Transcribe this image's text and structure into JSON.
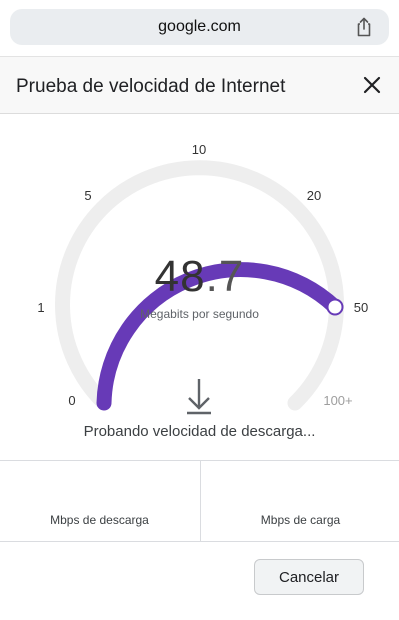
{
  "browser": {
    "url": "google.com",
    "share_icon": "share-icon"
  },
  "dialog": {
    "title": "Prueba de velocidad de Internet",
    "close_icon": "close-icon"
  },
  "gauge": {
    "ticks": [
      "0",
      "1",
      "5",
      "10",
      "20",
      "50",
      "100+"
    ],
    "value_int": "48",
    "value_dec": ".7",
    "unit": "Megabits por segundo",
    "accent_color": "#673ab7",
    "track_color": "#eeeeee"
  },
  "status": {
    "text": "Probando velocidad de descarga..."
  },
  "results": {
    "download_label": "Mbps de descarga",
    "upload_label": "Mbps de carga"
  },
  "actions": {
    "cancel_label": "Cancelar"
  }
}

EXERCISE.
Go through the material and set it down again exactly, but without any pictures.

ANSWER TO THE EXERCISE.
Transcribe this image's text and structure into JSON.
{
  "browser": {
    "url": "google.com",
    "share_icon": "share-icon"
  },
  "dialog": {
    "title": "Prueba de velocidad de Internet",
    "close_icon": "close-icon"
  },
  "gauge": {
    "ticks": [
      "0",
      "1",
      "5",
      "10",
      "20",
      "50",
      "100+"
    ],
    "value_int": "48",
    "value_dec": ".7",
    "unit": "Megabits por segundo",
    "accent_color": "#673ab7",
    "track_color": "#eeeeee"
  },
  "status": {
    "text": "Probando velocidad de descarga..."
  },
  "results": {
    "download_label": "Mbps de descarga",
    "upload_label": "Mbps de carga"
  },
  "actions": {
    "cancel_label": "Cancelar"
  }
}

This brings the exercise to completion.